is not retroactive to cases on collateral review. See United States v. Powell,691 F.3d 554
(4th Cir. 2012). In Powell,
the Fourth Circuit ruled that because the Carachuri-Rosendo
holding is not retroactive, a § 2255 petitioner cannot rely on that case or Simmons
to reset the one-year limitations period under § 2255(f)(3).
The enactment of the Antiterrorism and Effective Death Penalty Act ("AEDPA") amended § 2255 by imposing a one-year statute of limitations period for the filing of any motion under this Section. Accordingly, the one-year period of limitation begins to run from the latest of the following four dates:
(1) the date on which the judgment of conviction becomes final;4(2) the date on which the impediment to making a motion created by governmental action in violation of the Constitution or laws of the United States is removed, if the movant was prevented from making a motion by such governmental action;(3) the date on which the right asserted was initially recognized by the Supreme Court, if that right has been newly recognized by the Supreme Court and made retroactively applicable to cases on collateral review; or(4) the date on which the facts supporting the claim or claims presented could have been discovered through the exercise of due diligence.
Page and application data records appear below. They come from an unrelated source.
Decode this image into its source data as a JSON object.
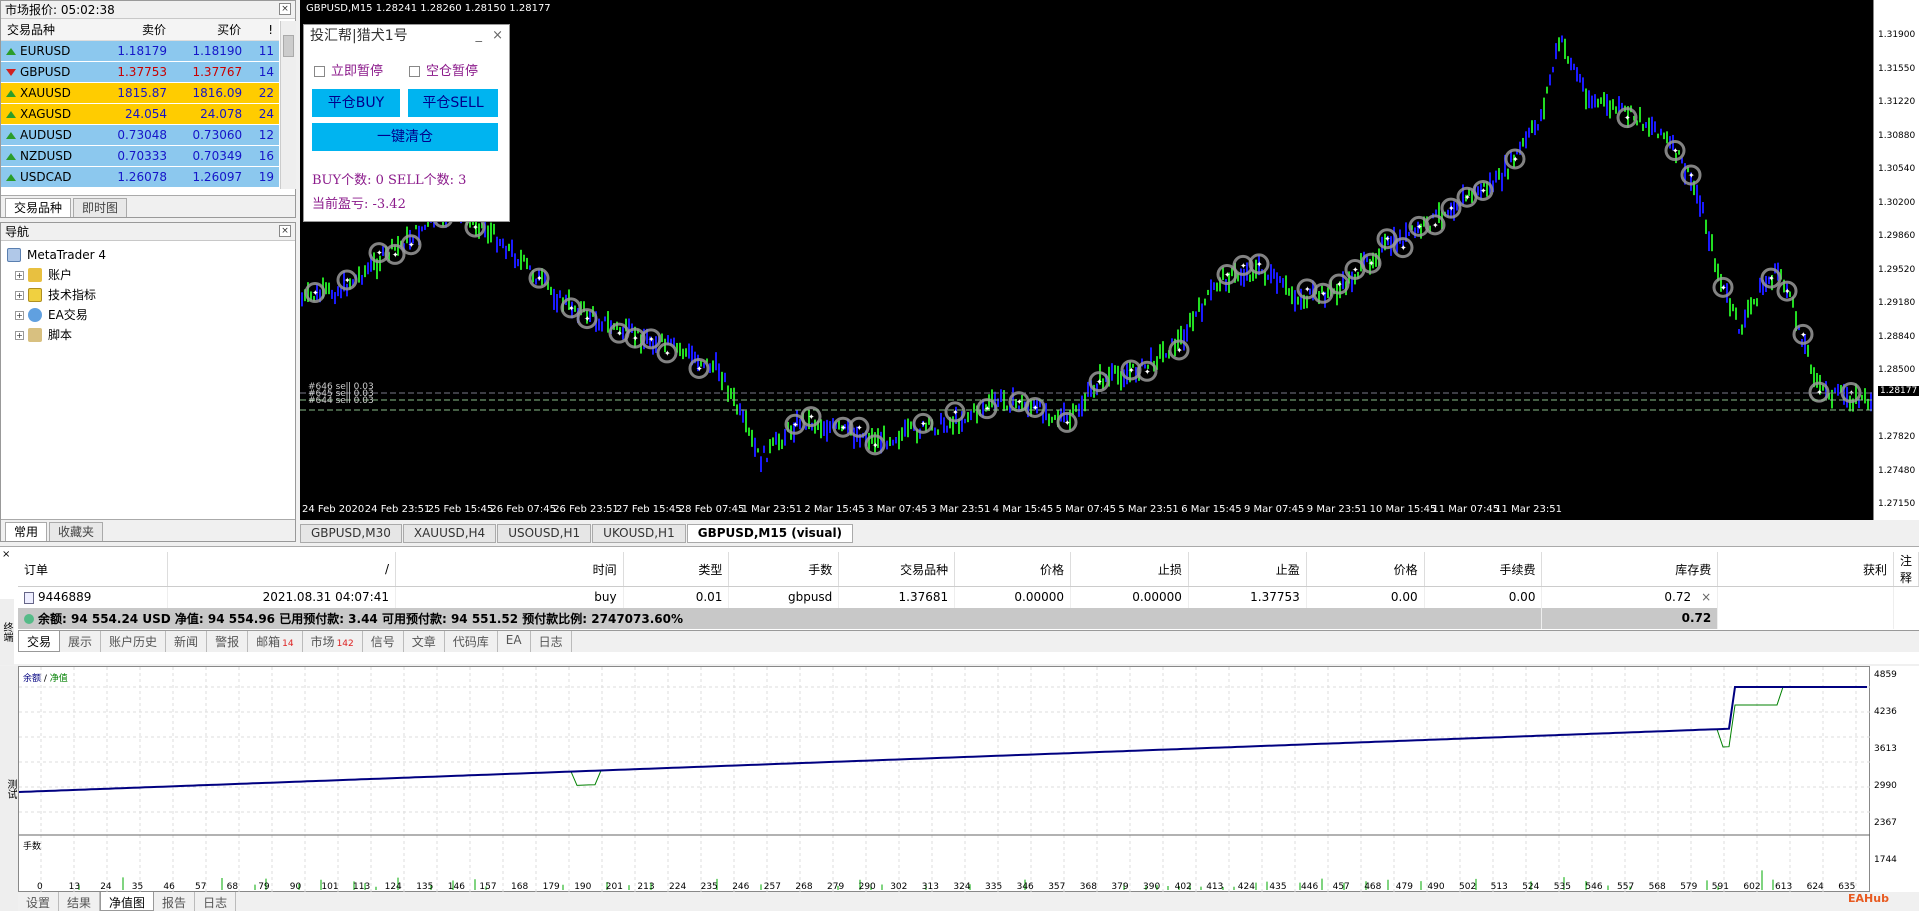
{
  "market_watch": {
    "title": "市场报价: 05:02:38",
    "headers": [
      "交易品种",
      "卖价",
      "买价",
      "!"
    ],
    "rows": [
      {
        "symbol": "EURUSD",
        "bid": "1.18179",
        "ask": "1.18190",
        "spread": "11",
        "dir": "up",
        "style": "blue"
      },
      {
        "symbol": "GBPUSD",
        "bid": "1.37753",
        "ask": "1.37767",
        "spread": "14",
        "dir": "down",
        "style": "blue"
      },
      {
        "symbol": "XAUUSD",
        "bid": "1815.87",
        "ask": "1816.09",
        "spread": "22",
        "dir": "up",
        "style": "gold"
      },
      {
        "symbol": "XAGUSD",
        "bid": "24.054",
        "ask": "24.078",
        "spread": "24",
        "dir": "up",
        "style": "gold"
      },
      {
        "symbol": "AUDUSD",
        "bid": "0.73048",
        "ask": "0.73060",
        "spread": "12",
        "dir": "up",
        "style": "blue"
      },
      {
        "symbol": "NZDUSD",
        "bid": "0.70333",
        "ask": "0.70349",
        "spread": "16",
        "dir": "up",
        "style": "blue"
      },
      {
        "symbol": "USDCAD",
        "bid": "1.26078",
        "ask": "1.26097",
        "spread": "19",
        "dir": "up",
        "style": "blue"
      }
    ],
    "tabs": [
      "交易品种",
      "即时图"
    ]
  },
  "navigator": {
    "title": "导航",
    "root": "MetaTrader 4",
    "items": [
      "账户",
      "技术指标",
      "EA交易",
      "脚本"
    ],
    "tabs": [
      "常用",
      "收藏夹"
    ]
  },
  "chart": {
    "header": "GBPUSD,M15  1.28241 1.28260 1.28150 1.28177",
    "price_labels": [
      "1.31900",
      "1.31550",
      "1.31220",
      "1.30880",
      "1.30540",
      "1.30200",
      "1.29860",
      "1.29520",
      "1.29180",
      "1.28840",
      "1.28500",
      "1.28177",
      "1.27820",
      "1.27480",
      "1.27150"
    ],
    "current_price": "1.28177",
    "time_labels": [
      "24 Feb 2020",
      "24 Feb 23:51",
      "25 Feb 15:45",
      "26 Feb 07:45",
      "26 Feb 23:51",
      "27 Feb 15:45",
      "28 Feb 07:45",
      "1 Mar 23:51",
      "2 Mar 15:45",
      "3 Mar 07:45",
      "3 Mar 23:51",
      "4 Mar 15:45",
      "5 Mar 07:45",
      "5 Mar 23:51",
      "6 Mar 15:45",
      "9 Mar 07:45",
      "9 Mar 23:51",
      "10 Mar 15:45",
      "11 Mar 07:45",
      "11 Mar 23:51"
    ],
    "order_labels": [
      "#646 sell 0.03",
      "#645 sell 0.03",
      "#644 sell 0.03"
    ],
    "accent_bull": "#22dd22",
    "accent_bear": "#1a1aff"
  },
  "chart_tabs": [
    "GBPUSD,M30",
    "XAUUSD,H4",
    "USOUSD,H1",
    "UKOUSD,H1",
    "GBPUSD,M15 (visual)"
  ],
  "ea_panel": {
    "title": "投汇帮|猎犬1号",
    "minimize": "_",
    "close": "×",
    "check1": "立即暂停",
    "check2": "空仓暂停",
    "btn_buy": "平仓BUY",
    "btn_sell": "平仓SELL",
    "btn_clear": "一键清仓",
    "counts": "BUY个数: 0   SELL个数: 3",
    "pnl": "当前盈亏: -3.42"
  },
  "terminal": {
    "headers": [
      "订单",
      "/",
      "时间",
      "类型",
      "手数",
      "交易品种",
      "价格",
      "止损",
      "止盈",
      "价格",
      "手续费",
      "库存费",
      "获利",
      "注释"
    ],
    "order": {
      "id": "9446889",
      "time": "2021.08.31 04:07:41",
      "type": "buy",
      "lots": "0.01",
      "symbol": "gbpusd",
      "price": "1.37681",
      "sl": "0.00000",
      "tp": "0.00000",
      "cur_price": "1.37753",
      "commission": "0.00",
      "swap": "0.00",
      "profit": "0.72"
    },
    "summary": "余额: 94 554.24 USD  净值: 94 554.96  已用预付款: 3.44  可用预付款: 94 551.52  预付款比例: 2747073.60%",
    "summary_profit": "0.72",
    "tabs": [
      {
        "label": "交易",
        "badge": ""
      },
      {
        "label": "展示",
        "badge": ""
      },
      {
        "label": "账户历史",
        "badge": ""
      },
      {
        "label": "新闻",
        "badge": ""
      },
      {
        "label": "警报",
        "badge": ""
      },
      {
        "label": "邮箱",
        "badge": "14"
      },
      {
        "label": "市场",
        "badge": "142"
      },
      {
        "label": "信号",
        "badge": ""
      },
      {
        "label": "文章",
        "badge": ""
      },
      {
        "label": "代码库",
        "badge": ""
      },
      {
        "label": "EA",
        "badge": ""
      },
      {
        "label": "日志",
        "badge": ""
      }
    ],
    "side_label": "终端"
  },
  "tester": {
    "legend_balance": "余额",
    "legend_equity": "净值",
    "volume_label": "手数",
    "y_labels": [
      "4859",
      "4236",
      "3613",
      "2990",
      "2367",
      "1744"
    ],
    "x_labels": [
      "0",
      "13",
      "24",
      "35",
      "46",
      "57",
      "68",
      "79",
      "90",
      "101",
      "113",
      "124",
      "135",
      "146",
      "157",
      "168",
      "179",
      "190",
      "201",
      "213",
      "224",
      "235",
      "246",
      "257",
      "268",
      "279",
      "290",
      "302",
      "313",
      "324",
      "335",
      "346",
      "357",
      "368",
      "379",
      "390",
      "402",
      "413",
      "424",
      "435",
      "446",
      "457",
      "468",
      "479",
      "490",
      "502",
      "513",
      "524",
      "535",
      "546",
      "557",
      "568",
      "579",
      "591",
      "602",
      "613",
      "624",
      "635"
    ],
    "tabs": [
      "设置",
      "结果",
      "净值图",
      "报告",
      "日志"
    ],
    "side_label": "测试",
    "watermark": "EAHub",
    "balance_color": "#000080",
    "equity_color": "#008000"
  }
}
28 U.S.C. § 2255(f).
The Supreme Court issued Carachuri-Rosendo on June 14, 2010, and the defendant filed his present § 2255 motion more than two years later on August 6, 2012. Therefore, the one-year time limit from June 14, 2010 has already expired, making the defendant's motion untimely.
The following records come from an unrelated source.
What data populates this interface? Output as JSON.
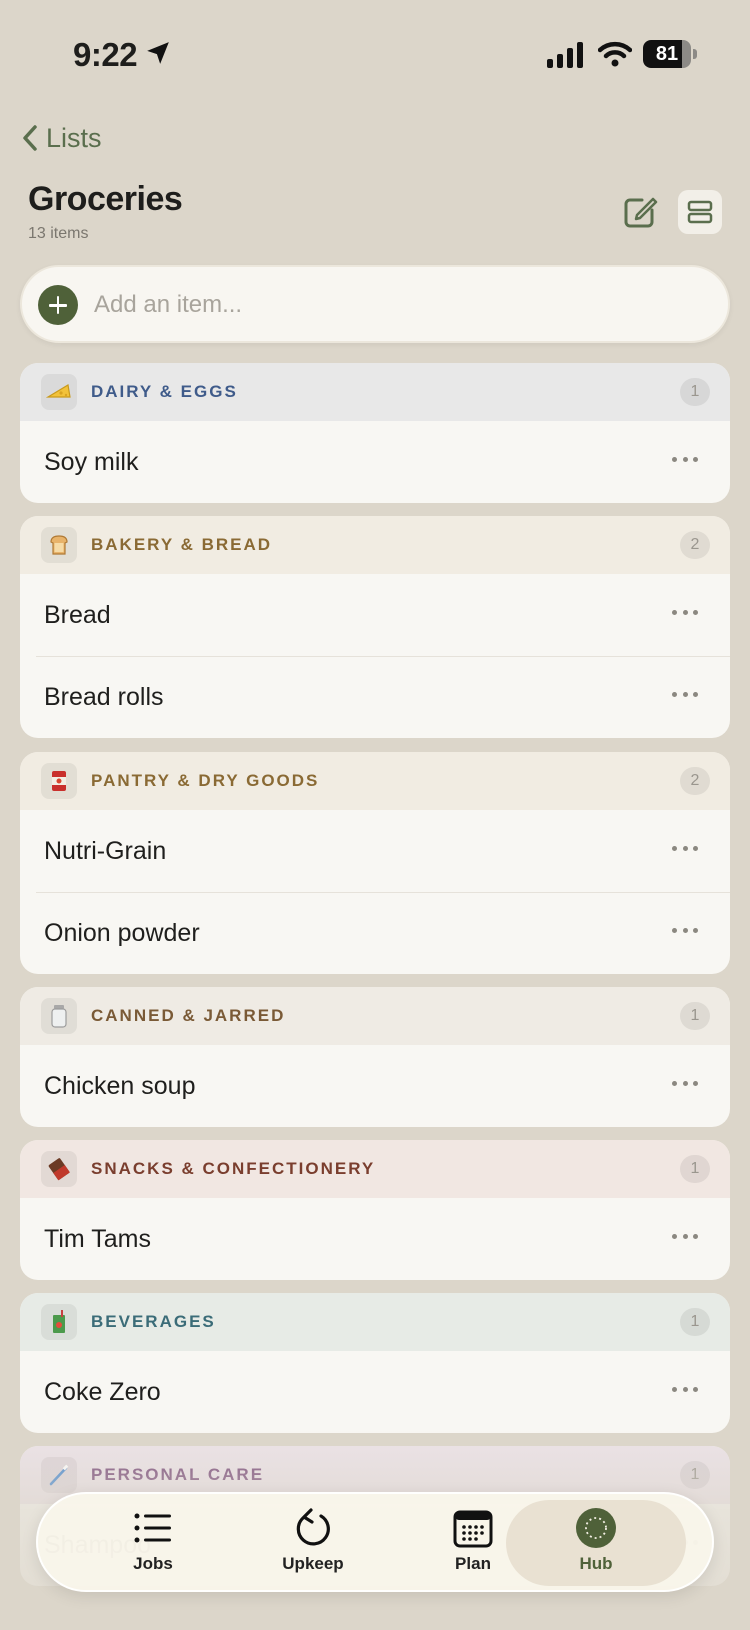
{
  "status_bar": {
    "time": "9:22",
    "battery": "81",
    "battery_level": 0.81
  },
  "nav": {
    "back_label": "Lists"
  },
  "header": {
    "title": "Groceries",
    "subtitle": "13 items"
  },
  "add_item": {
    "placeholder": "Add an item..."
  },
  "categories": [
    {
      "title": "DAIRY & EGGS",
      "count": "1",
      "icon": "cheese-icon",
      "head_color": "#e8e8e8",
      "title_color": "#3f5b8a",
      "items": [
        "Soy milk"
      ]
    },
    {
      "title": "BAKERY & BREAD",
      "count": "2",
      "icon": "bread-icon",
      "head_color": "#f1ece2",
      "title_color": "#8a6a34",
      "items": [
        "Bread",
        "Bread rolls"
      ]
    },
    {
      "title": "PANTRY & DRY GOODS",
      "count": "2",
      "icon": "can-icon",
      "head_color": "#f1ece2",
      "title_color": "#8a6a34",
      "items": [
        "Nutri-Grain",
        "Onion powder"
      ]
    },
    {
      "title": "CANNED & JARRED",
      "count": "1",
      "icon": "jar-icon",
      "head_color": "#efebe4",
      "title_color": "#7a5a36",
      "items": [
        "Chicken soup"
      ]
    },
    {
      "title": "SNACKS & CONFECTIONERY",
      "count": "1",
      "icon": "chocolate-icon",
      "head_color": "#f1e7e2",
      "title_color": "#7a3e2e",
      "items": [
        "Tim Tams"
      ]
    },
    {
      "title": "BEVERAGES",
      "count": "1",
      "icon": "juice-box-icon",
      "head_color": "#e7ebe6",
      "title_color": "#3b6c78",
      "items": [
        "Coke Zero"
      ]
    },
    {
      "title": "PERSONAL CARE",
      "count": "1",
      "icon": "toothbrush-icon",
      "head_color": "#ece3e8",
      "title_color": "#7b4e7c",
      "items": [
        "Shampoo"
      ]
    }
  ],
  "tabbar": {
    "tabs": [
      {
        "label": "Jobs",
        "icon": "list-icon"
      },
      {
        "label": "Upkeep",
        "icon": "refresh-icon"
      },
      {
        "label": "Plan",
        "icon": "calendar-icon"
      },
      {
        "label": "Hub",
        "icon": "hub-icon",
        "active": true
      }
    ]
  }
}
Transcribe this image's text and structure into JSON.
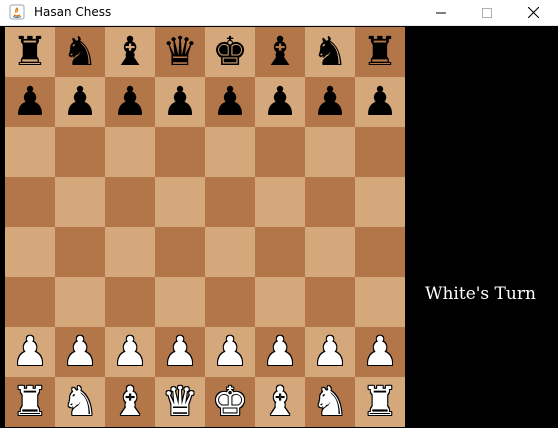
{
  "window": {
    "title": "Hasan Chess",
    "icon": "java-icon",
    "controls": [
      "minimize",
      "maximize",
      "close"
    ]
  },
  "colors": {
    "light_square": "#d5a87b",
    "dark_square": "#b27648",
    "panel_background": "#000000",
    "turn_text": "#ffffff"
  },
  "board": {
    "ranks": [
      [
        "r",
        "n",
        "b",
        "q",
        "k",
        "b",
        "n",
        "r"
      ],
      [
        "p",
        "p",
        "p",
        "p",
        "p",
        "p",
        "p",
        "p"
      ],
      [
        "",
        "",
        "",
        "",
        "",
        "",
        "",
        ""
      ],
      [
        "",
        "",
        "",
        "",
        "",
        "",
        "",
        ""
      ],
      [
        "",
        "",
        "",
        "",
        "",
        "",
        "",
        ""
      ],
      [
        "",
        "",
        "",
        "",
        "",
        "",
        "",
        ""
      ],
      [
        "P",
        "P",
        "P",
        "P",
        "P",
        "P",
        "P",
        "P"
      ],
      [
        "R",
        "N",
        "B",
        "Q",
        "K",
        "B",
        "N",
        "R"
      ]
    ]
  },
  "status": {
    "turn": "White's Turn"
  }
}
In appropriate cases, the Supreme Court has determined that the time limit for the filing of a habeas corpus petition is subject to equitable tolling. Holland v. Florida,
, 130 S. Ct. 2549
, 177 L. Ed. 2d 130 (2010). A movant is entitled to equitable tolling only if he shows "(1) that he has been pursuing his rights diligently; and (2) that some extraordinary circumstance stood in his way" and prevented timely filing. Pace v. DiGuglielmo,544 U.S. 408
, 418, 125 S.Ct. 1807, 161 L. Ed. 2d 669 (2005). Whether a circumstance warrants equitable tolling is made on a case-by-case basis. Holland,
130 S.Ct. at 2563 (quoting Baggett v. Bullitt,377 U.S. 360
, 375, 84 S.Ct. 1316, 12 L. Ed. 2d 377 (1964)). Here, however, the defendant does not meet either of these factors to warrant equitable tolling in his case.
Even assuming, arguendo, that Carachuri-Rosendo was retroactively applicable to cases on collateral review-which it is not- the defendant would have had one year from June 14, 2010 (the date of the Supreme Court decision) to file an ineffective assistance of counsel claim. However, the defendant failed to timely do so.
To the extent that the defendant claims that his appellate counsel was ineffective for not filing a Section 2255 petition after Simmons was decided, such assertion is without merit as former appellate counsel has no ongoing duty to file any post-conviction relief motions for the defendant.
As the government further asserts in its motion for dismissal, even if the § 2255 motion were timely, the defendant's reliance on Simmons is misplaced because Simmons dealt with the North Carolina state sentencing scheme in which a defendant's maximum sentence is determined by a guidelines grid. The defendant's prior drug convictions occurred in South Carolina, and Simmons specifically deals with prior North Carolina convictions.
Because the present § 2255 motion is the defendant's second petition, he must seek authorization from the Fourth Circuit Court of Appeals to file a successive § 2255 motion pursuant to Section 2255(h). See United States v. Winestock,340 F.3d 200
, 205 (4th Cir. 2003). Without such authorization, this court lacks jurisdiction to consider the defendant's claims.
For all the foregoing reasons, the court hereby dismisses the § 2255 motion as untimely and successive.
Because the defendant has failed to make "a substantial showing of the denial of a constitutional right," a certificate of appealability is denied. 28 U.S.C. § 2253(c)(2).
/s/ Joseph F. Anderson, Jr.
Joseph F. Anderson, Jr.
United States District Judge
Columbia, South Carolina